At the backstage party after the band's final show at Chicago's Metro, SonicNet's Gil Kaufman observed a fan go up to Corgan and ask him about the Pumpkins. "I'm not in the Smashing Pumpkins anymore," Corgan said. "I'm just Billy."

It may be hard being "just Billy," but if he gets through it, I think we'll see even greater things from Billy Corgan. I think he'll produce some amazing records, and I think he's going to make some very interesting music in the future, either as a solo artist or as part of some new combo. Maybe it's time for him to enter his "Alex Chilton" period.

On the night of Saturday, Dec. 2, 2000, the Smashing Pumpkins played their last show. Did anyone care?

I sure did.

In The Game

PJ Harvey, Stories From the City, Stories From the Sea (Island): With a bracing, droning rock-guitar jangle, Harvey sings: "Look out ahead/ I see danger come/ I wanna pistol/ I wanna gun/ I'm scared baby/ I wanna run/ This world's crazy/ Give me the gun." Like Bob Dylan circa Blonde on Blonde, Elvis Costello circa This Year's Model, and Patti Smith, who some people seem to think she sounds like on this album, Harvey sings with certainty about her internal life and the world around her. It's hard to keep from quoting lyrics when writing about this album, because they're so good. But flat on the screen, the words don't convey Harvey's vocal nuances in a line like "And he's the best thing/ He's the best thing/ He's the best thing/ A beautiful feeling." The way she almost whispers a word, and then lets minimal guitar notes fill the air — just a little longer than you might expect. Or sings "And when I watch you move," and then just holds that last word.
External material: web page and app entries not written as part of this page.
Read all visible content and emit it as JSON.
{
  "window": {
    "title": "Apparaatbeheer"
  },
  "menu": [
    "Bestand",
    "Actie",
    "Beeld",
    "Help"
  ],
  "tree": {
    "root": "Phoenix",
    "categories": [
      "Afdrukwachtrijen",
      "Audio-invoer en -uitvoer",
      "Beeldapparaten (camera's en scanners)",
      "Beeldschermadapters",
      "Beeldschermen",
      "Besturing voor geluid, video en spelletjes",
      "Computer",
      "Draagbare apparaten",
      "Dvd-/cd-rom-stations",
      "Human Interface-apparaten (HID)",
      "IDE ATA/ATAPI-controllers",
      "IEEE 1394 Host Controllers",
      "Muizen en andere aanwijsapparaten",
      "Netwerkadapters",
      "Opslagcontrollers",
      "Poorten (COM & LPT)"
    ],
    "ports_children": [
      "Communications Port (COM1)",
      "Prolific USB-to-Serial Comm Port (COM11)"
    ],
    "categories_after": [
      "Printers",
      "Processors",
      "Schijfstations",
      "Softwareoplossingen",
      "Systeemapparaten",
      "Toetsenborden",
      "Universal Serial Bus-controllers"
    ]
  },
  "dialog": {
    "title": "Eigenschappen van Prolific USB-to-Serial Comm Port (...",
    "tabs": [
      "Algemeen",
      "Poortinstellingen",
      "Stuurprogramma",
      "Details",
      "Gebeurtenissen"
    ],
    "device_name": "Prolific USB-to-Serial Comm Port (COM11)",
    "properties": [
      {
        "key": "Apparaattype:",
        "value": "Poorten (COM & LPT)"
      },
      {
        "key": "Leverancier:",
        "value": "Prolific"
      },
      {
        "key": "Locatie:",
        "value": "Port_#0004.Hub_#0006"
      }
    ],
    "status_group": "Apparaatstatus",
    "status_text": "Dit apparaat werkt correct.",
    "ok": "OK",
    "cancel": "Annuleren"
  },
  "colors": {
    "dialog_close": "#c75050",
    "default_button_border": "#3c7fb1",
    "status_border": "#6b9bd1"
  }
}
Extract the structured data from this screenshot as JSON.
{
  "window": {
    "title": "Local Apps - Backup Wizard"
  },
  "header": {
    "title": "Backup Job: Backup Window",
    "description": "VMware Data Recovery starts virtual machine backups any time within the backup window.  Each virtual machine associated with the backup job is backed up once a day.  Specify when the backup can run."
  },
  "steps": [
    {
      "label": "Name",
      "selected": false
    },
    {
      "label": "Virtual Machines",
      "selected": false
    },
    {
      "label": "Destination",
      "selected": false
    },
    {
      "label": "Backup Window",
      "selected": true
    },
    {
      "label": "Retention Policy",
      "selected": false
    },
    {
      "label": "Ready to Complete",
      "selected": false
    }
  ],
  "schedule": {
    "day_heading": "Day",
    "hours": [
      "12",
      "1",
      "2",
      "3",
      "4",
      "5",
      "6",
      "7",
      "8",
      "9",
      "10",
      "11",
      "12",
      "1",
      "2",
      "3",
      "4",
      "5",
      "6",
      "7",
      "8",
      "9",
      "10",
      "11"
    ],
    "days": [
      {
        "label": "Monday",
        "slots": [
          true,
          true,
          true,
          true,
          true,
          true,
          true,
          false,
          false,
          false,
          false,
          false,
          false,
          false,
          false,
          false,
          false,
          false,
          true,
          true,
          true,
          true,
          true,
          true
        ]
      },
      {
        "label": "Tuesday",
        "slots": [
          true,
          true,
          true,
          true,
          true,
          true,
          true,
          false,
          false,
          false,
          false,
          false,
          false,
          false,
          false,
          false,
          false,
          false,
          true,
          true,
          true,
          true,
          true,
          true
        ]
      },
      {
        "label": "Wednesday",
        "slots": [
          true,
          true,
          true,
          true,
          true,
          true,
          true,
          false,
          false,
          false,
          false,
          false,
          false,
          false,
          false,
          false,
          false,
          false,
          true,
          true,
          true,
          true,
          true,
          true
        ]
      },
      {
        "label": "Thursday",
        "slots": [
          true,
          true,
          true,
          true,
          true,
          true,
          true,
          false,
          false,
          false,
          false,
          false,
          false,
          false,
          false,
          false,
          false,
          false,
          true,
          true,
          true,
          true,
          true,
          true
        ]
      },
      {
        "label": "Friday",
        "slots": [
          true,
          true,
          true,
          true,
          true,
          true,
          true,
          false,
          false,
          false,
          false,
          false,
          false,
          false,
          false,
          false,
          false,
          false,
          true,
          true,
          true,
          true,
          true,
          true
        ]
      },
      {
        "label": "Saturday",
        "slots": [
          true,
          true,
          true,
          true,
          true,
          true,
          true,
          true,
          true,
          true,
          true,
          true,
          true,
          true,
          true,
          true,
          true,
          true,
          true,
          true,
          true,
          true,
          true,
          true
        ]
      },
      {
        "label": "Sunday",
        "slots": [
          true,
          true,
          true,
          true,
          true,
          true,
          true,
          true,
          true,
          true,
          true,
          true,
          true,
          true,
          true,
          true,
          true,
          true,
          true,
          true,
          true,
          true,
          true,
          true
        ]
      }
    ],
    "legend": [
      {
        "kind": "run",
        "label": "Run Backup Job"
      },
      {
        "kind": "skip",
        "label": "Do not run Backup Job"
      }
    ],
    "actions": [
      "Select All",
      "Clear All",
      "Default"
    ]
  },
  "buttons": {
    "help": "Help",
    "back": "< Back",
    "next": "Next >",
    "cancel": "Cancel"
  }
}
This is one of the best albums of the year.

Michael Goldberg is the president of insiderone.net. He founded Addicted To Noise in 1994.

© 2000 Michael Goldberg. All rights reserved.